Studies regarding the influence of green coffee extract (GCE) on blood glucose levels are conflicting. Thus, we sought to conduct a meta-analysis and systematic review of all available randomized controlled trials (RCTs) to quantify the effects of GCE and CGA intervention on blood glucose and insulin levels. We performed systematic online searches in Scopus, Web of science, and PubMed databases, from inception to July 2019. Data were combined analyzed using a random effects model (Der Simonian-Laird method) and reported as weighted mean differences (WMD). Ten trials reported the influences of GCE on FBS and insulin and were subsequently entered into the meta-analysis. Combined results highlighted that FBS was significantly altered after GCE consumption (WMD: -1.791 mg/dl, 95% CI -3.404, -0.177), with no significant heterogeneity among the studies (I2 = 35.0%, p = .128). However, overall results demonstrated that GCE administration did not result in any significant alteration in insulin levels (WMD: -0.925 μU/ml, 95% CI:-1.915, 0.064), with significant heterogeneity found across studies (I2 = 87.9%). In sub-group analysis, insulin levels were significantly reduced when GCE was supplemented in dosages of ≥400 mg/day (WMD:-1.942 mg/dl, 95% CI:-1.184, -0.975; I2 = 0.0%). The results of present study support the use of GCE for the enhancement of blood glucose, while subgroup analysis highlighted significant improvements in insulin levels when GCE is supplemented in doses ≥400 mg/day.

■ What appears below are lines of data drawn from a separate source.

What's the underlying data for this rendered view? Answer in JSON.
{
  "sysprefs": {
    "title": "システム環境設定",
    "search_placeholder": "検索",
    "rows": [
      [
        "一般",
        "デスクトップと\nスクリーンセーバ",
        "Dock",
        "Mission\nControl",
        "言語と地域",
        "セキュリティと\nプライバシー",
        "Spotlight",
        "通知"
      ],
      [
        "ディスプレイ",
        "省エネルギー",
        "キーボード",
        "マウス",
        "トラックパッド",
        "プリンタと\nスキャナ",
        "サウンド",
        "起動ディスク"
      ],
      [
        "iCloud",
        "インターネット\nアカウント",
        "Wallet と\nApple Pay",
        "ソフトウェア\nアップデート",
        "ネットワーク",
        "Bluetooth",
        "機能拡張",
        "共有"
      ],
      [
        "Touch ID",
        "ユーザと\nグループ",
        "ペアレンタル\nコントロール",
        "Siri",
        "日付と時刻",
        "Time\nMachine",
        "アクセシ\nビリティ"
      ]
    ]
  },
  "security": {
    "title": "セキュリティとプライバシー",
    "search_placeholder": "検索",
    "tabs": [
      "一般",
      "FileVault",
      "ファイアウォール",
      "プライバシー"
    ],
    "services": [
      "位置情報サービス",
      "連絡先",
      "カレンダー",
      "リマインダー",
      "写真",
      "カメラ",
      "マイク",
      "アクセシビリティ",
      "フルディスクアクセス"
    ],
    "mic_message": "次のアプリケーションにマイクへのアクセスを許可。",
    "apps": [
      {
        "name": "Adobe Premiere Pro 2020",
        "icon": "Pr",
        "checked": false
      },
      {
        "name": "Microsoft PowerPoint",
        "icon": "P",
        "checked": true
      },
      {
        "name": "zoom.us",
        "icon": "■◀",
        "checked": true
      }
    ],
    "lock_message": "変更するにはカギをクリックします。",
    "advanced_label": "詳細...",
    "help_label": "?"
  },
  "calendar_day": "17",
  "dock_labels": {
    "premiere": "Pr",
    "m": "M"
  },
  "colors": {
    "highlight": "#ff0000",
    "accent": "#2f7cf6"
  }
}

Keywords: FBS; blood glucose; green coffee; insulin.
© 2020 John Wiley & Sons, Ltd.